So, you’ve never gone a week without makeup? Or shampoo? What about deodorant? I see you cringing. But remember, this is your minimalist vacation. You are likely all alone — or as is so often my case, “alone” with a child in tow — and nobody cares about how your hair looks. Of course, this is not to say you should go a week without key prescription medication or brushing your teeth. But that hairdryer/concealer/five-step facial-moisturizing system? Leave it behind. And while you’re at it, see if you can leave your social media accounts behind too. I dare you.
Do pack one (tech-free) thing to “do”
Whether it’s that poetry book you’re reading (or writing!), a journal, a sketchbook or even your knitting, there will be times your mind needs a break from all that quiet time with itself. Give it one that will also fuel it.
For me, in my borrowed tiny house, the sheer lack of stuff to do — no tent-setting, fire-building, bear-repelling, or shit hole-scouting, but also no sightseeing, navigating, appointment-setting or museum-hopping — left me no choice but to face what I had come to face: myself. I wrote. I meditated. I walked. I cooked some eggs. I took the longest shower possible because, as opposed to my showers at home that are hastily sandwiched between dishes, laundry, lunch-packing, school drop-off and the workday (it’s a wonder working single moms shower at all, honestly), I had no schedule to rush off to, nothing to be inevitably late to and no reason to feel guilty or ashamed for happily standing under hot water for half an hour. Other than, you know, water waste and the environment. Damn it.
On my minimalist vacation, I had zero plans. I had to — I got to — face many small, strange situations and feelings that are entirely alien in my regular life: silence, solitude, boredom, ease, freedom, peace.
And guess what (this is the sixth and possibly most important reason to take a minimalist vacation)…
The effects extend way beyond the trip itself
All that solo soul-searching? You will definitely carry the aftereffects home with you. There’s nothing quite like a trip that’s based on packing/planning/paying/doing/using less to inspire you to take stock in your life and think about what you actually need going forward — you know, out of the tiny house and back into real life.

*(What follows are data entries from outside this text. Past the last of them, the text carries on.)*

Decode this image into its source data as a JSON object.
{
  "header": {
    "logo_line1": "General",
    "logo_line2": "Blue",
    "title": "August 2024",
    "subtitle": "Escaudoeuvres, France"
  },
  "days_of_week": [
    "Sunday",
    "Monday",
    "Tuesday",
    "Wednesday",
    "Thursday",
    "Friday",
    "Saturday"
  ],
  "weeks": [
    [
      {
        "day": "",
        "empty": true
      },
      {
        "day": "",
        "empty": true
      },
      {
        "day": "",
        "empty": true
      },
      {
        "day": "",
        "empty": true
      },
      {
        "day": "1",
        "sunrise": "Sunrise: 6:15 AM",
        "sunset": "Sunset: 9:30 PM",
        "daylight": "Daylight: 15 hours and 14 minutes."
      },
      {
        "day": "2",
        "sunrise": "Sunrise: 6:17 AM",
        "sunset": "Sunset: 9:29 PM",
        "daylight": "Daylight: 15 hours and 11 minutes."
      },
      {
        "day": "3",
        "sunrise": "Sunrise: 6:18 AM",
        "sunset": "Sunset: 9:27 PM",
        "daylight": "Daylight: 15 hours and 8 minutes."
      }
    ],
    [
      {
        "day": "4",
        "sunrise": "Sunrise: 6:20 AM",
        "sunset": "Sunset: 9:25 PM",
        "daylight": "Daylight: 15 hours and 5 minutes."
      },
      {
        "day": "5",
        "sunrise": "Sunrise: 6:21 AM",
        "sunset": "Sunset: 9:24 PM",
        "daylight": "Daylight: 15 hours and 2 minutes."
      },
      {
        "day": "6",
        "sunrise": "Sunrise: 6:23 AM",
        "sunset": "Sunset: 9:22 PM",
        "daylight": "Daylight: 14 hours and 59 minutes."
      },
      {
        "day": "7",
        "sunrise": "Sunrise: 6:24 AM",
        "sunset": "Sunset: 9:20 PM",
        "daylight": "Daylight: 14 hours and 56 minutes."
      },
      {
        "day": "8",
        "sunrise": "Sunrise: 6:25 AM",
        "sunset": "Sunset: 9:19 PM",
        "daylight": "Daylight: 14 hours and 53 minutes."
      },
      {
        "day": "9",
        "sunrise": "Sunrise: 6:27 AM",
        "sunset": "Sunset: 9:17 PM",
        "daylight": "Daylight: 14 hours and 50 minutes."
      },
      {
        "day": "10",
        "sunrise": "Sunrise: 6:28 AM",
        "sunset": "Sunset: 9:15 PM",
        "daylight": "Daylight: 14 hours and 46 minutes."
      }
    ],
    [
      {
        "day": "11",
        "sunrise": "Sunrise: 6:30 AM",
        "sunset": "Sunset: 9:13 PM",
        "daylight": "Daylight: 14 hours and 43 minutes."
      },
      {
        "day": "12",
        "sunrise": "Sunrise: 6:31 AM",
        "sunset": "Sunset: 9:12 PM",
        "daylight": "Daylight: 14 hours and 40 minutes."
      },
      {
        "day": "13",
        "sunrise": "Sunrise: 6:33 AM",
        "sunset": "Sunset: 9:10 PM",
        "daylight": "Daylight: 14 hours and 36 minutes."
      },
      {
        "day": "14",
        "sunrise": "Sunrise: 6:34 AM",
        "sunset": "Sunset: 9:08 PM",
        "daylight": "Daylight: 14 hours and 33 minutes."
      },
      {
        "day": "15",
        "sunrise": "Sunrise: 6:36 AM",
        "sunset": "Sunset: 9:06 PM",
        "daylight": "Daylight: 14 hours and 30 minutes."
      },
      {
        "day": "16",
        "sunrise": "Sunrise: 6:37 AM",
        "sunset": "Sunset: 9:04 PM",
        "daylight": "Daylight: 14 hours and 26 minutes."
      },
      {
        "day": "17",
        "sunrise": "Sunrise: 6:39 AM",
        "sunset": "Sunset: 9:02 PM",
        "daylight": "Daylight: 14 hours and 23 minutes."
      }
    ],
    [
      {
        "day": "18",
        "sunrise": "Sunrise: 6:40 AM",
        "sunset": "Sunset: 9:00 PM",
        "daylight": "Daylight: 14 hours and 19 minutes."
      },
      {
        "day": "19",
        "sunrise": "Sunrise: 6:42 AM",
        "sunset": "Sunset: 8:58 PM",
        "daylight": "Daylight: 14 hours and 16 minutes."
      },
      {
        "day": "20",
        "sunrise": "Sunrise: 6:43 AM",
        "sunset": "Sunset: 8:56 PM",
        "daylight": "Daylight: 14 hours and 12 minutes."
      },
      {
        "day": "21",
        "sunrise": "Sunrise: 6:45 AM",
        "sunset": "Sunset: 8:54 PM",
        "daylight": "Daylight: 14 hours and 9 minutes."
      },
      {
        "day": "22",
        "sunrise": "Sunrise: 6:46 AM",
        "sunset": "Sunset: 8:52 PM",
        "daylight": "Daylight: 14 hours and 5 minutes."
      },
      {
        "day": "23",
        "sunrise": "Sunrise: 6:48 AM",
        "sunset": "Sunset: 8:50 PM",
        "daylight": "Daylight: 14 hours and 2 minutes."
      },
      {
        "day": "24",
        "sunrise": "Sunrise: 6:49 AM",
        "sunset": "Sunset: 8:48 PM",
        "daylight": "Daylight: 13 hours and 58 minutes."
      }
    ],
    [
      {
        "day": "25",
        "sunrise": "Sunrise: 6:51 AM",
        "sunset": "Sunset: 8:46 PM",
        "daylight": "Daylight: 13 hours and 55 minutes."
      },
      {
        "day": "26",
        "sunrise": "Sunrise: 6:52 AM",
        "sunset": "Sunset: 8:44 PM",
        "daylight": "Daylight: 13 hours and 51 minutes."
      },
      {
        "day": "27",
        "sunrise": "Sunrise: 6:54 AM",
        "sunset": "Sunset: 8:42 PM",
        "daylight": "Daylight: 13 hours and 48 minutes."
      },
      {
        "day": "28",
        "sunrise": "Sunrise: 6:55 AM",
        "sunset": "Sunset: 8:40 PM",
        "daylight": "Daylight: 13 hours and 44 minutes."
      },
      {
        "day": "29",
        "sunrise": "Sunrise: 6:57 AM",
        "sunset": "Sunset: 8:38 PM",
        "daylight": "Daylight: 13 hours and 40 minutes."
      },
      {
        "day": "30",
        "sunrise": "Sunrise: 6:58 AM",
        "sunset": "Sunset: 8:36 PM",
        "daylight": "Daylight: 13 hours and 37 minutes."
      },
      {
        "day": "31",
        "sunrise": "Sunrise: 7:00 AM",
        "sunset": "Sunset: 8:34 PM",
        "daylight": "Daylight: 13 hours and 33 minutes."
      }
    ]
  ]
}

One thing’s for certain: You’ll never again forget to appreciate the value of a hair tie.